Cyclone season has arrived. Cyclone Tauktae made headlines for the devastation it wrought, and now it’s cyclone Yaas’ turn.
While you may be aware of the devastation inflicted by these cyclones, do you know how they got their names?
Why is it important to name cyclones?
Simply put, a name is easier to recall than a series of numbers, letters, and/or technical jargon.
Not only the general public, but also the media, scientific community, disaster management, and others, will benefit from this.
Individual cyclones can be easily identified, warnings can be quickly sent to boost community readiness, awareness of the storm’s progress can be created, and confusion can be avoided when there are many cyclonic systems over a region (example cyclone Tauktae and Yaas hit the same region in a matter of days, the names make it easy to differentiate between the two).
Who names these cyclones?

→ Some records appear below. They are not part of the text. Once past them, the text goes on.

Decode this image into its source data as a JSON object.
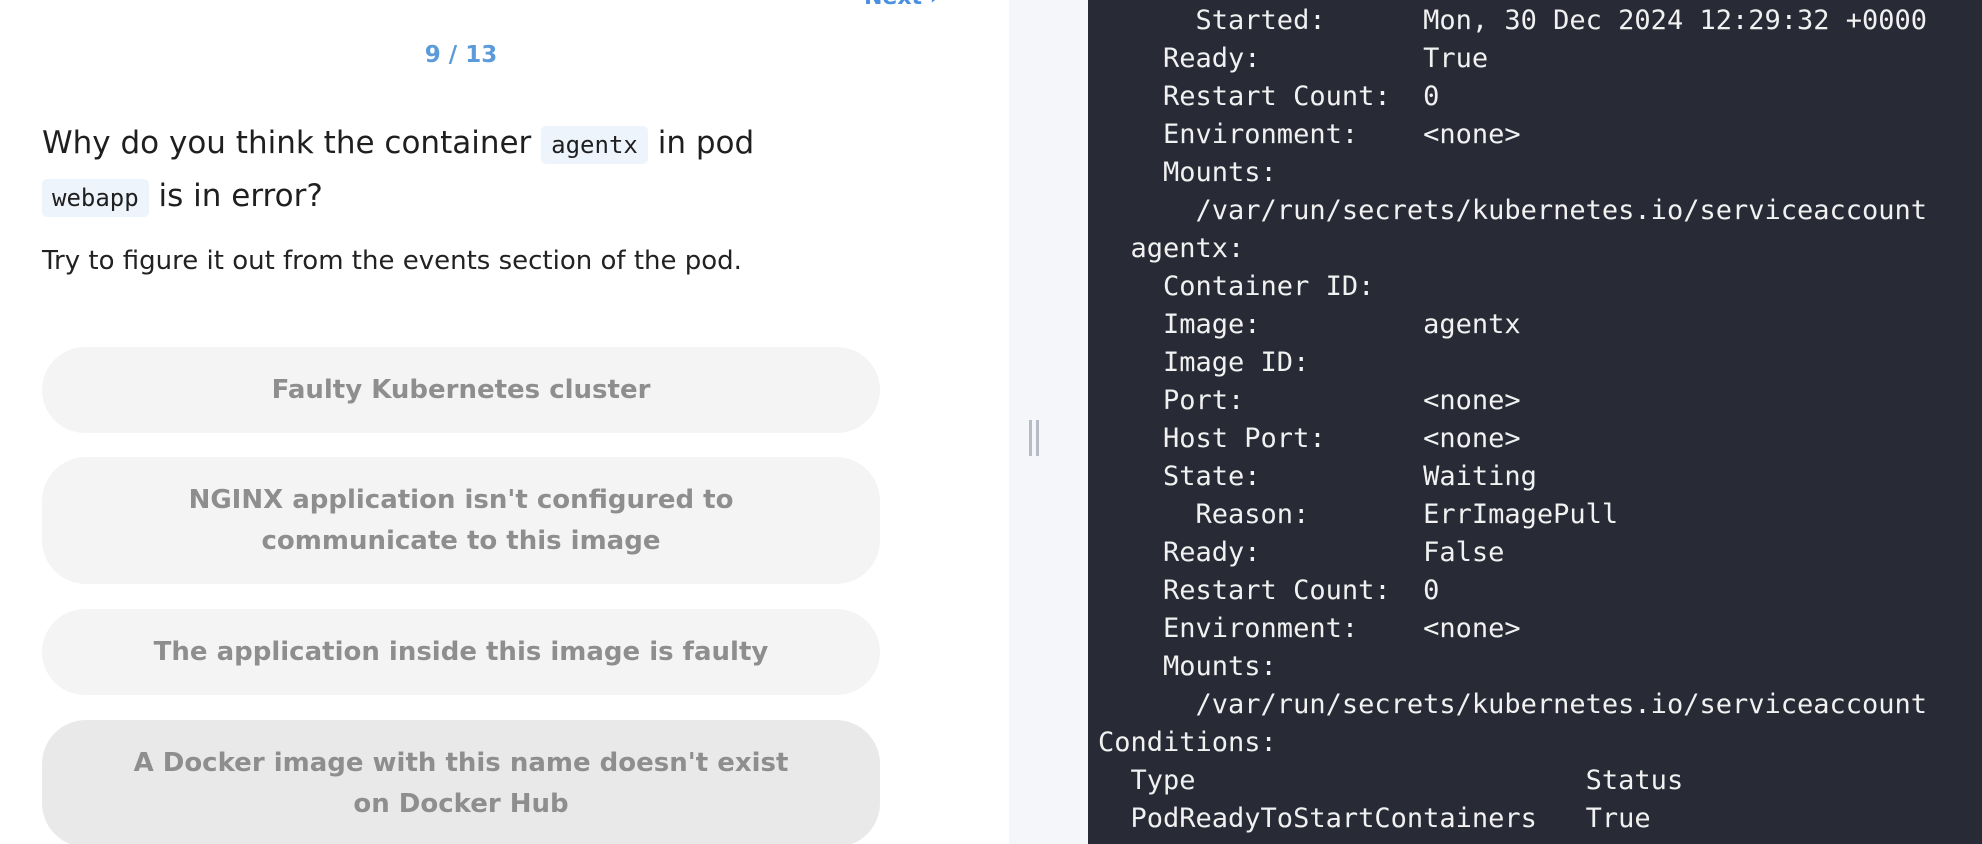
{
  "quiz": {
    "next_label": "Next",
    "progress": "9 / 13",
    "question": {
      "part1": "Why do you think the container ",
      "code1": "agentx",
      "part2": " in pod ",
      "code2": "webapp",
      "part3": " is in error?"
    },
    "hint": "Try to figure it out from the events section of the pod.",
    "answers": [
      "Faulty Kubernetes cluster",
      "NGINX application isn't configured to communicate to this image",
      "The application inside this image is faulty",
      "A Docker image with this name doesn't exist on Docker Hub"
    ]
  },
  "terminal": {
    "lines": [
      "      Started:      Mon, 30 Dec 2024 12:29:32 +0000",
      "    Ready:          True",
      "    Restart Count:  0",
      "    Environment:    <none>",
      "    Mounts:",
      "      /var/run/secrets/kubernetes.io/serviceaccount",
      "  agentx:",
      "    Container ID:",
      "    Image:          agentx",
      "    Image ID:",
      "    Port:           <none>",
      "    Host Port:      <none>",
      "    State:          Waiting",
      "      Reason:       ErrImagePull",
      "    Ready:          False",
      "    Restart Count:  0",
      "    Environment:    <none>",
      "    Mounts:",
      "      /var/run/secrets/kubernetes.io/serviceaccount",
      "Conditions:",
      "  Type                        Status",
      "  PodReadyToStartContainers   True"
    ]
  }
}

The World Meteorological Organization (WMO) has a list of names that are appropriate for each tropical cyclone basin on a rotational basis.
Regional specialised meteorological centres (RSMCs) and Tropical Cyclone Warning Centres name cyclones that originate in different ocean basins throughout the world (TCWCs). In the world, there are six RSMCs.
How do they choose a name?
As previously stated, distinct areas each have their own Regional Specialised Meteorological Centres (RSMCs) that choose the names from a list of options. The names were suggested by the RSMC’s member nations.
For instance, the Indian RSMC contains 13 nations, each of which has proposed 13 names.
Tropical cyclones were previously named after places, items, or saints’ feast days on which they occurred before the formal commencement of naming.
How are these names suggested?
There are a few guidelines that governments must follow when naming cyclones. The name is accepted by the panel on tropical cyclones (PTC) that finalises the selection if these rules/guidelines are followed:
- The proposed name should be gender-neutral in terms of (a) politics and political people, (b) religious beliefs, and (c) cultures.
- The name should be picked in such a way that it does not offend any group of people anywhere on the planet.
- It shouldn’t be obnoxious or cruel in nature.
- It should be short, simple to pronounce, and not objectionable to any of the members.
- The name’s maximum length will be eight letters.
- You must submit the intended name.
Who named Tauktae and Yaas?
Tropical cyclones in the North Indian Ocean are tracked by the India Meteorological Department (IMD/RSMC New Delhi). They chose these two cyclone names from a list of 169 cyclone names.
Myanmar recommended the name ‘Tauktae,’ while Oman suggested the name ‘Yaas.’
What is the next name after Yaas?
Pakistan recommended Cyclone Gulab, pronounced “Gul-aab,” as the next name for the Indian Ocean region.